  2. Typical wilderness hiking trail — with the exception of some trail maintenance (i.e. clearing overgrowth, fixing bridges, etc.), these type of trails are often not managed or groomed.  The terrain may be very rugged and diverse and often contain tree roots or jagged rocks that partially stick out from the ground.  There is also little to no signage but most of the time, these trails are well marked.  Sometimes but one has to be aware that markers can fade off of trees.

Think of this as the where are you going?  part of the plan.

>> What to bring:  You can probably get away with running shoes or sandals if you are on a groomed nature trail or path, but if you are on a typical hiking trail — you need to be wearing a pair of hiking boots with ankle protection and better traction for rugged and slippery surfaces.  This is especially true if you are new to hiking.

Weather:  Expect everything and anything

Wet wet wet weather Wet wet wet weather Some ominous-looking clouds on the trail Some ominous-looking clouds on the trail

I realize a day hike isn’t considered too much of a big deal but it can be depending on how the weather turns out — and it can change unexpectedly.  Check the weather forecast days ahead as well as when you are about to leave for the day hike.

>> What to bring:   Sunscreen, a hat, and rain gear.  At least a rain jacket.  I’ll get deeper into what to wear in another post but anyone going on a wilderness hiking trail should not wear cotton and jeans.  This type of clothing can’t handle getting wet and will not be able to keep you warm.  Yes, this is accounting for summer days too and it can get cool in the summer depending on where you are.

Duration and Time:  How long will you be out there?

Think about the distance you’ll be tackling and the speed at which you will and can hike at.  Whether it is easy or not, this is important because it will help inform you of how much time you will need to account for.

Maybe you’re hiking to a lookout point for a sunset?  Or perhaps on a 10km loop?

Daylight is important to keep track of when on the trail Daylight is important to keep track of when on the trail

>> What to bring:  If you are starting the hike later in the day or anticipate that it will be a longer than anticipated trek — bring a headlamp or at least a flashlight.

Wait, there’s more…

So we’ve covered the three key considerations when going on a day hike but now here is the full list of real essentials that those considerations will influence including what I mentioned earlier in italics:

The Full List

  • Footwear (hiking boots recommended)
  • Rain gear (a lightweight rain jacket at a minimum)
  • Hat
  • Sunscreen
  • Headlamp
  • Compass
  • Map
  • Handheld GPS, not a cell phone (in addition to the map if you have one)
  • Water (a minimum of 3 litres)
  • Insect repellent
  • First aid kit
  • Firestarter
  • Matches (waterproof ones if possible)
  • Knife
  • Snacks and extra food just in case

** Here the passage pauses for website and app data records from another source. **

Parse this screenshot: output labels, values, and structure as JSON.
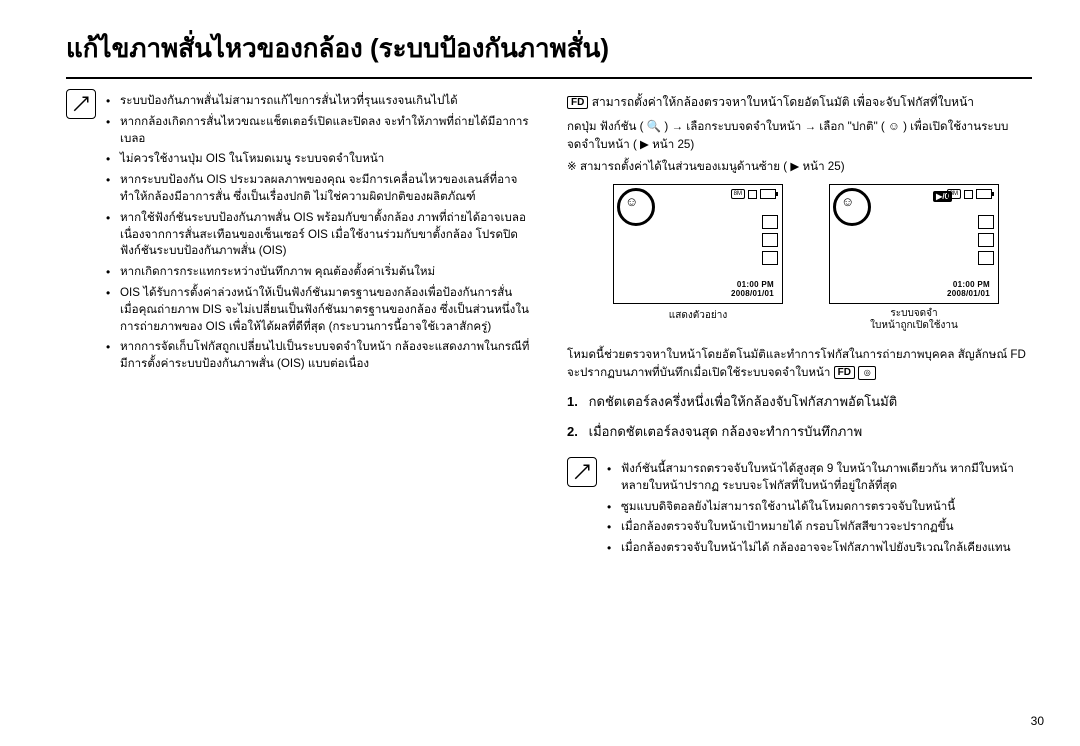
{
  "title": "แก้ไขภาพสั่นไหวของกล้อง (ระบบป้องกันภาพสั่น)",
  "left_notes": [
    "ระบบป้องกันภาพสั่นไม่สามารถแก้ไขการสั่นไหวที่รุนแรงจนเกินไปได้",
    "หากกล้องเกิดการสั่นไหวขณะแช็ตเตอร์เปิดและปิดลง จะทำให้ภาพที่ถ่ายได้มีอาการเบลอ",
    "ไม่ควรใช้งานปุ่ม OIS ในโหมดเมนู ระบบจดจำใบหน้า",
    "หากระบบป้องกัน OIS ประมวลผลภาพของคุณ จะมีการเคลื่อนไหวของเลนส์ที่อาจทำให้กล้องมีอาการสั่น ซึ่งเป็นเรื่องปกติ ไม่ใช่ความผิดปกติของผลิตภัณฑ์",
    "หากใช้ฟังก์ชันระบบป้องกันภาพสั่น OIS พร้อมกับขาตั้งกล้อง ภาพที่ถ่ายได้อาจเบลอเนื่องจากการสั่นสะเทือนของเซ็นเซอร์ OIS เมื่อใช้งานร่วมกับขาตั้งกล้อง โปรดปิดฟังก์ชันระบบป้องกันภาพสั่น (OIS)",
    "หากเกิดการกระแทกระหว่างบันทึกภาพ คุณต้องตั้งค่าเริ่มต้นใหม่",
    "OIS ได้รับการตั้งค่าล่วงหน้าให้เป็นฟังก์ชันมาตรฐานของกล้องเพื่อป้องกันการสั่น เมื่อคุณถ่ายภาพ DIS จะไม่เปลี่ยนเป็นฟังก์ชันมาตรฐานของกล้อง ซึ่งเป็นส่วนหนึ่งในการถ่ายภาพของ OIS เพื่อให้ได้ผลที่ดีที่สุด (กระบวนการนี้อาจใช้เวลาสักครู่)",
    "หากการจัดเก็บโฟกัสถูกเปลี่ยนไปเป็นระบบจดจำใบหน้า กล้องจะแสดงภาพในกรณีที่มีการตั้งค่าระบบป้องกันภาพสั่น (OIS) แบบต่อเนื่อง"
  ],
  "right_intro_1": "สามารถตั้งค่าให้กล้องตรวจหาใบหน้าโดยอัตโนมัติ เพื่อจะจับโฟกัสที่ใบหน้า",
  "right_k_line": "กดปุ่ม ฟังก์ชัน ( 🔍 ) → เลือกระบบจดจำใบหน้า → เลือก \"ปกติ\" ( ☺ ) เพื่อเปิดใช้งานระบบจดจำใบหน้า ( ▶ หน้า 25)",
  "note_prefix": "※",
  "right_star_note": "สามารถตั้งค่าได้ในส่วนของเมนูด้านซ้าย ( ▶ หน้า 25)",
  "screen_caption_left": "แสดงตัวอย่าง",
  "screen_caption_right_1": "ระบบจดจำ",
  "screen_caption_right_2": "ใบหน้าถูกเปิดใช้งาน",
  "screen_time": "01:00 PM",
  "screen_date": "2008/01/01",
  "screen_play_label": "▶/0",
  "right_more_text": "โหมดนี้ช่วยตรวจหาใบหน้าโดยอัตโนมัติและทำการโฟกัสในการถ่ายภาพบุคคล สัญลักษณ์ FD จะปรากฏบนภาพที่บันทึกเมื่อเปิดใช้ระบบจดจำใบหน้า",
  "step1": {
    "num": "1.",
    "text": "กดชัตเตอร์ลงครึ่งหนึ่งเพื่อให้กล้องจับโฟกัสภาพอัตโนมัติ"
  },
  "step2": {
    "num": "2.",
    "text": "เมื่อกดชัตเตอร์ลงจนสุด กล้องจะทำการบันทึกภาพ"
  },
  "right_notes": [
    "ฟังก์ชันนี้สามารถตรวจจับใบหน้าได้สูงสุด 9 ใบหน้าในภาพเดียวกัน หากมีใบหน้าหลายใบหน้าปรากฏ ระบบจะโฟกัสที่ใบหน้าที่อยู่ใกล้ที่สุด",
    "ซูมแบบดิจิตอลยังไม่สามารถใช้งานได้ในโหมดการตรวจจับใบหน้านี้",
    "เมื่อกล้องตรวจจับใบหน้าเป้าหมายได้ กรอบโฟกัสสีขาวจะปรากฏขึ้น",
    "เมื่อกล้องตรวจจับใบหน้าไม่ได้ กล้องอาจจะโฟกัสภาพไปยังบริเวณใกล้เคียงแทน"
  ],
  "page_number": "30",
  "fd_label": "FD",
  "mb_label": "8M"
}
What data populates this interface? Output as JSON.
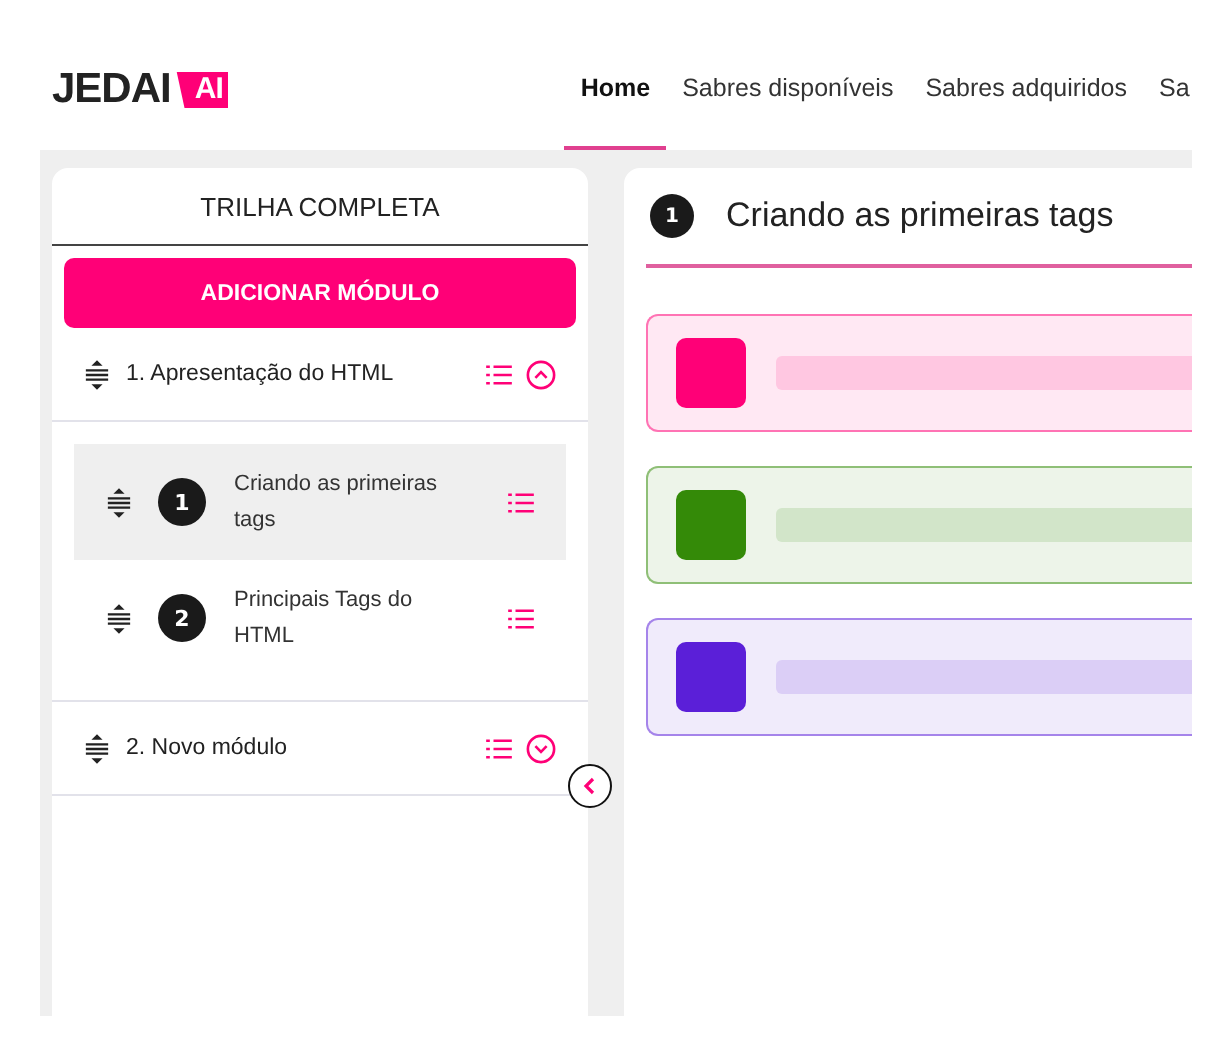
{
  "logo": {
    "text": "JEDAI",
    "mark": "AI"
  },
  "nav": [
    {
      "label": "Home",
      "selected": true
    },
    {
      "label": "Sabres disponíveis",
      "selected": false
    },
    {
      "label": "Sabres adquiridos",
      "selected": false
    },
    {
      "label": "Sa",
      "selected": false
    }
  ],
  "sidebar": {
    "title": "TRILHA COMPLETA",
    "add_button": "ADICIONAR MÓDULO",
    "modules": [
      {
        "label": "1. Apresentação do HTML",
        "expanded": true,
        "children": [
          {
            "number": "1",
            "label": "Criando as primeiras tags",
            "selected": true
          },
          {
            "number": "2",
            "label": "Principais Tags do HTML",
            "selected": false
          }
        ]
      },
      {
        "label": "2. Novo módulo",
        "expanded": false
      }
    ]
  },
  "lesson": {
    "number": "1",
    "title": "Criando as primeiras tags",
    "blocks": [
      {
        "color": "#ff0077"
      },
      {
        "color": "#348a08"
      },
      {
        "color": "#5b1fd8"
      }
    ]
  }
}
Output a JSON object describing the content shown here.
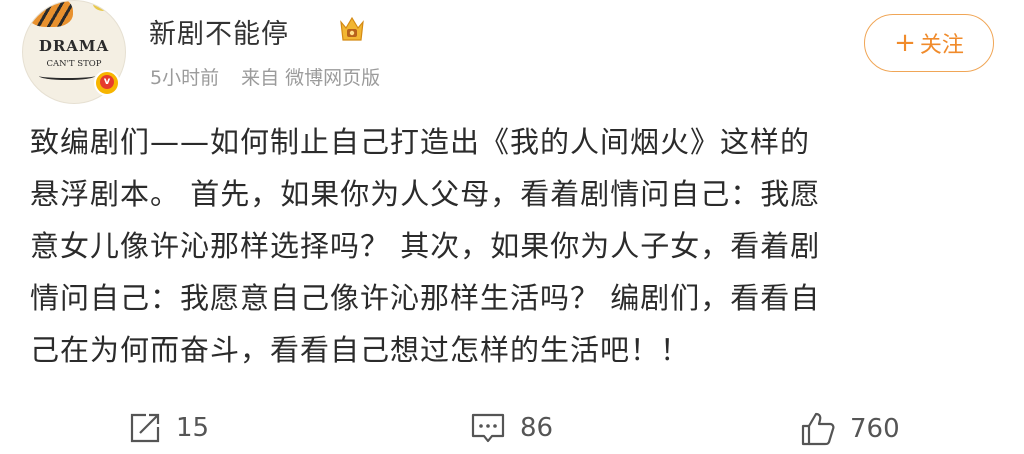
{
  "profile": {
    "username": "新剧不能停",
    "avatar_line1": "DRAMA",
    "avatar_line2": "CAN'T STOP",
    "badge_letter": "v"
  },
  "meta": {
    "time": "5小时前",
    "source": "来自 微博网页版"
  },
  "follow": {
    "plus": "+",
    "label": "关注"
  },
  "post": {
    "lines": [
      "致编剧们——如何制止自己打造出《我的人间烟火》这样的",
      "悬浮剧本。 首先，如果你为人父母，看着剧情问自己：我愿",
      "意女儿像许沁那样选择吗？ 其次，如果你为人子女，看着剧",
      "情问自己：我愿意自己像许沁那样生活吗？ 编剧们，看看自",
      "己在为何而奋斗，看看自己想过怎样的生活吧！！"
    ]
  },
  "actions": {
    "repost_count": "15",
    "comment_count": "86",
    "like_count": "760"
  },
  "colors": {
    "accent": "#f08b2b",
    "meta_text": "#9b9b9b",
    "body_text": "#2b2b2b"
  }
}
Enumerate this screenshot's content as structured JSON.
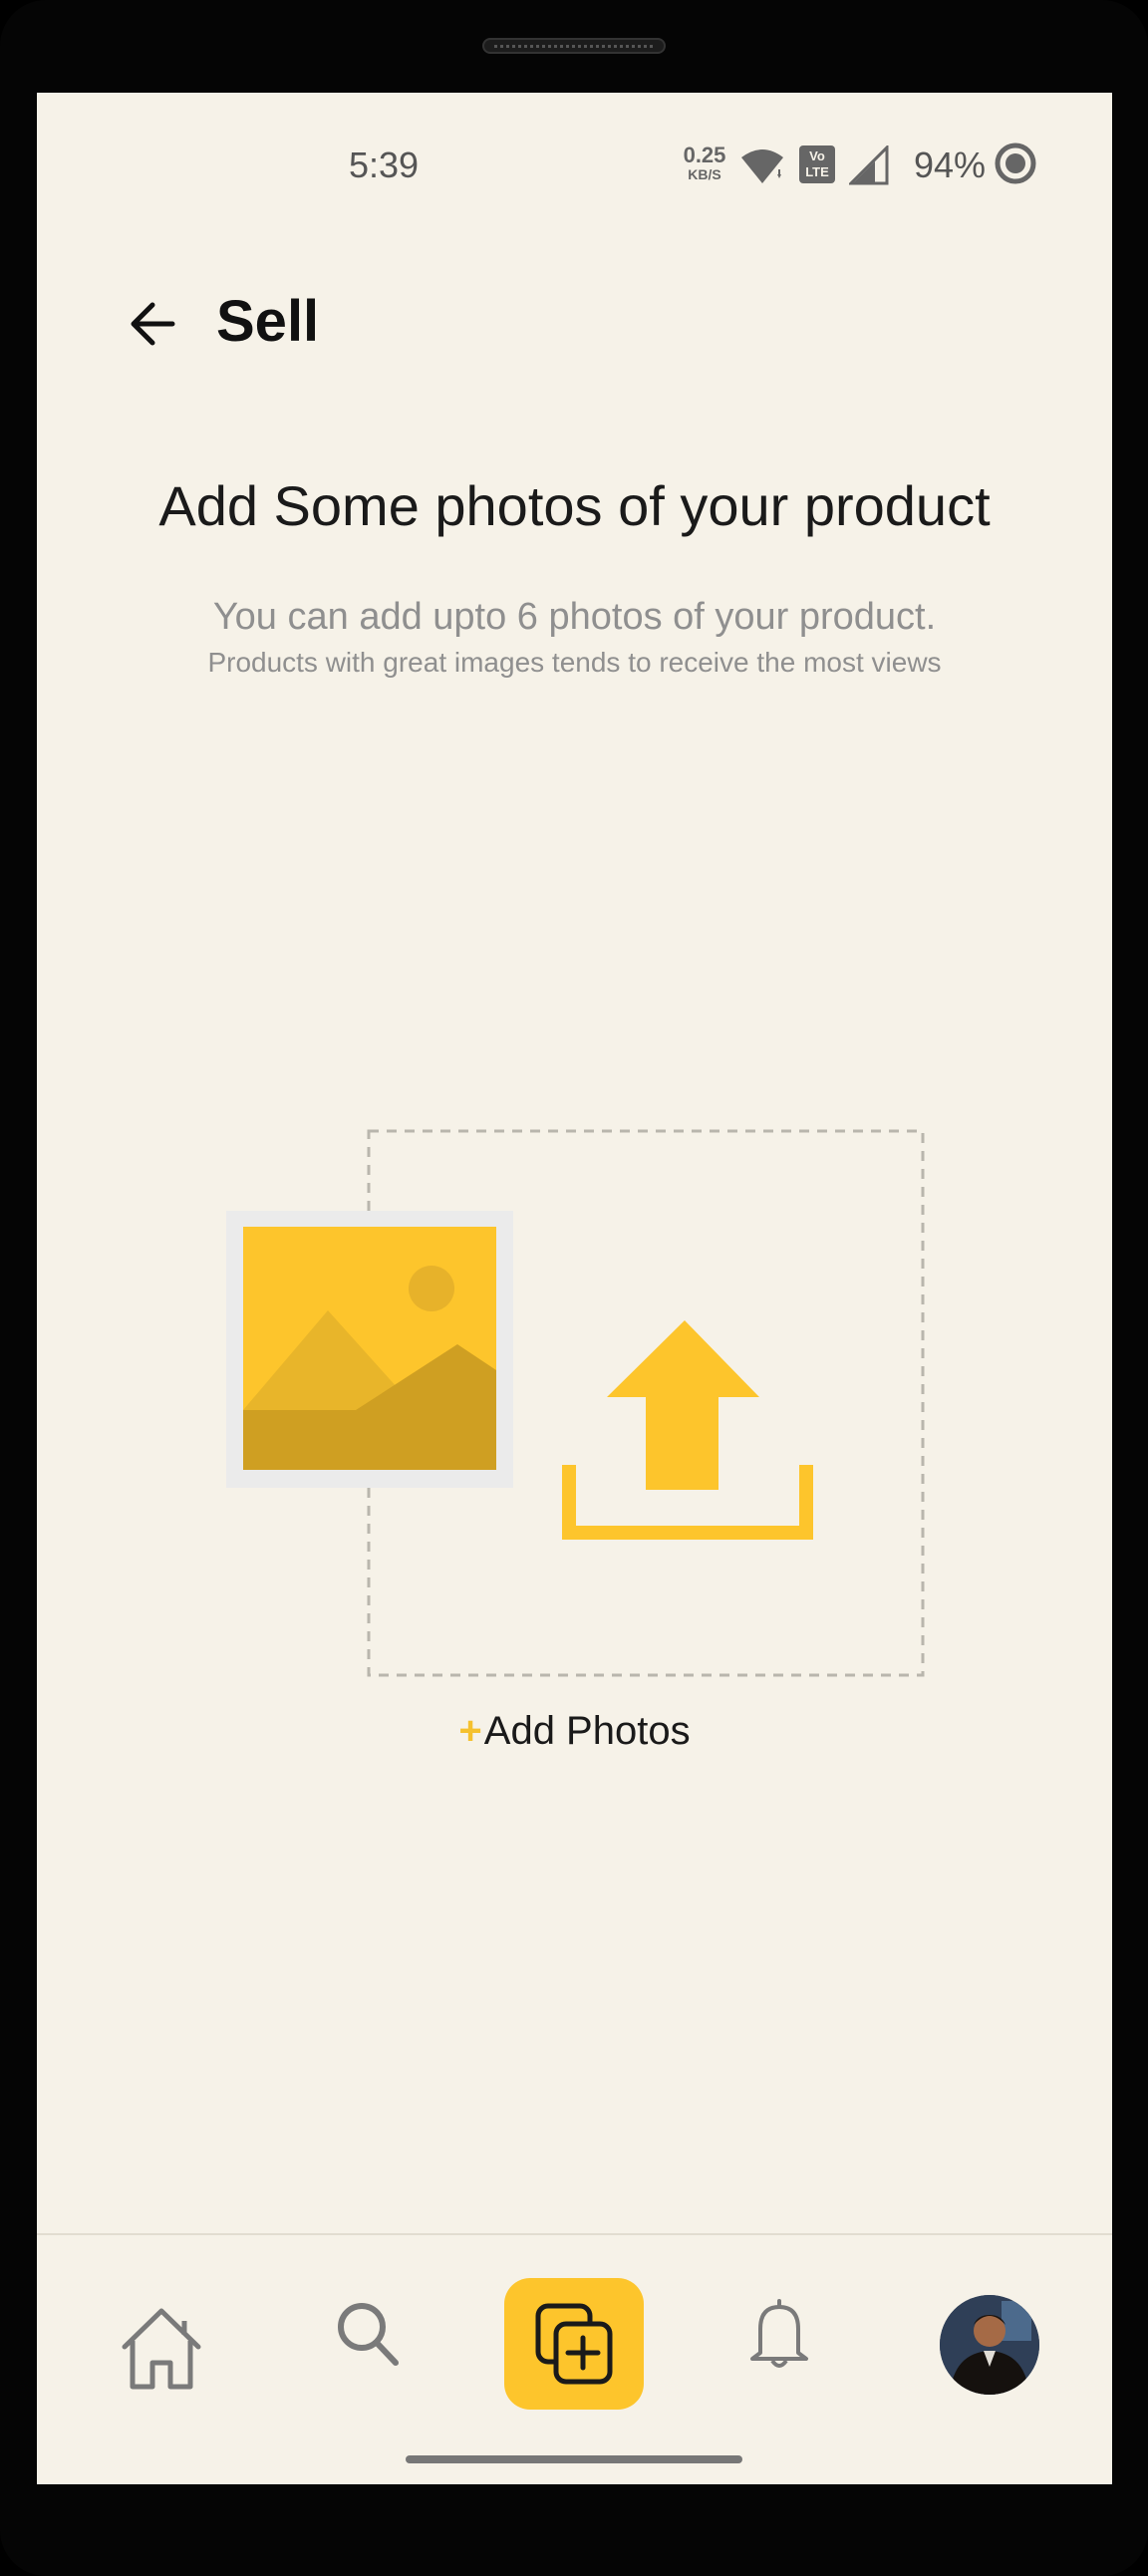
{
  "status_bar": {
    "time": "5:39",
    "net_speed_value": "0.25",
    "net_speed_unit": "KB/S",
    "volte_line1": "Vo",
    "volte_line2": "LTE",
    "battery_percent": "94%",
    "icons": [
      "wifi-icon",
      "volte-icon",
      "signal-icon",
      "battery-icon"
    ]
  },
  "header": {
    "back_icon": "arrow-left-icon",
    "title": "Sell"
  },
  "main": {
    "heading": "Add Some photos of your product",
    "subtitle": "You can add upto 6 photos of your product.",
    "subtext": "Products with great images tends to receive the most views",
    "illustration": "image-upload-illustration",
    "add_photos_plus": "+",
    "add_photos_label": "Add Photos"
  },
  "bottom_nav": {
    "items": [
      {
        "name": "home",
        "icon": "home-icon",
        "active": false
      },
      {
        "name": "search",
        "icon": "search-icon",
        "active": false
      },
      {
        "name": "sell",
        "icon": "add-listing-icon",
        "active": true
      },
      {
        "name": "notifications",
        "icon": "bell-icon",
        "active": false
      },
      {
        "name": "profile",
        "icon": "avatar",
        "active": false
      }
    ]
  },
  "colors": {
    "background": "#f6f2e8",
    "accent": "#fdc52c",
    "text_primary": "#1a1a1a",
    "text_secondary": "#8f8f8f"
  }
}
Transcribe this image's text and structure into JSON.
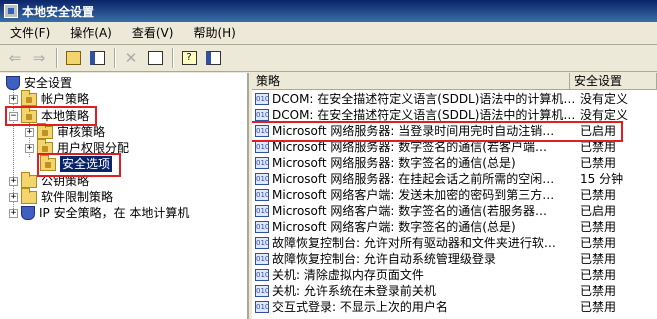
{
  "window": {
    "title": "本地安全设置"
  },
  "menubar": [
    {
      "label": "文件(F)"
    },
    {
      "label": "操作(A)"
    },
    {
      "label": "查看(V)"
    },
    {
      "label": "帮助(H)"
    }
  ],
  "tree": {
    "root": "安全设置",
    "items": [
      {
        "label": "帐户策略"
      },
      {
        "label": "本地策略"
      },
      {
        "label": "审核策略"
      },
      {
        "label": "用户权限分配"
      },
      {
        "label": "安全选项"
      },
      {
        "label": "公钥策略"
      },
      {
        "label": "软件限制策略"
      },
      {
        "label": "IP 安全策略，在 本地计算机"
      }
    ]
  },
  "list": {
    "columns": [
      "策略",
      "安全设置"
    ],
    "rows": [
      {
        "name": "DCOM: 在安全描述符定义语言(SDDL)语法中的计算机…",
        "value": "没有定义"
      },
      {
        "name": "DCOM: 在安全描述符定义语言(SDDL)语法中的计算机…",
        "value": "没有定义"
      },
      {
        "name": "Microsoft 网络服务器: 当登录时间用完时自动注销…",
        "value": "已启用"
      },
      {
        "name": "Microsoft 网络服务器: 数字签名的通信(若客户端…",
        "value": "已禁用"
      },
      {
        "name": "Microsoft 网络服务器: 数字签名的通信(总是)",
        "value": "已禁用"
      },
      {
        "name": "Microsoft 网络服务器: 在挂起会话之前所需的空闲…",
        "value": "15 分钟"
      },
      {
        "name": "Microsoft 网络客户端: 发送未加密的密码到第三方…",
        "value": "已禁用"
      },
      {
        "name": "Microsoft 网络客户端: 数字签名的通信(若服务器…",
        "value": "已启用"
      },
      {
        "name": "Microsoft 网络客户端: 数字签名的通信(总是)",
        "value": "已禁用"
      },
      {
        "name": "故障恢复控制台: 允许对所有驱动器和文件夹进行软…",
        "value": "已禁用"
      },
      {
        "name": "故障恢复控制台: 允许自动系统管理级登录",
        "value": "已禁用"
      },
      {
        "name": "关机: 清除虚拟内存页面文件",
        "value": "已禁用"
      },
      {
        "name": "关机: 允许系统在未登录前关机",
        "value": "已禁用"
      },
      {
        "name": "交互式登录: 不显示上次的用户名",
        "value": "已禁用"
      }
    ]
  },
  "colors": {
    "highlight_box": "#e02020",
    "selection": "#0a246a"
  }
}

Obviously not all of these will be necessary on a groomed nature path but you’d be surprised how often I encounter people who are hiking wilderness trails with practically none of these items.  Not even water.

Even when hiking wilderness trails that are a loop, it is crucial to ensure the safety and survival of yourself and those around you in situations that are unanticipated.

Did I miss anything?  Let me know.

Some additional helpful resources:

The Ten Essentials (via Wikipedia)

Top 10 Beginner Hiker Blunders (via Backpacker Magazine)

Tips and Hints – Beginner’s Guide to Hiking (via Mountain Designs)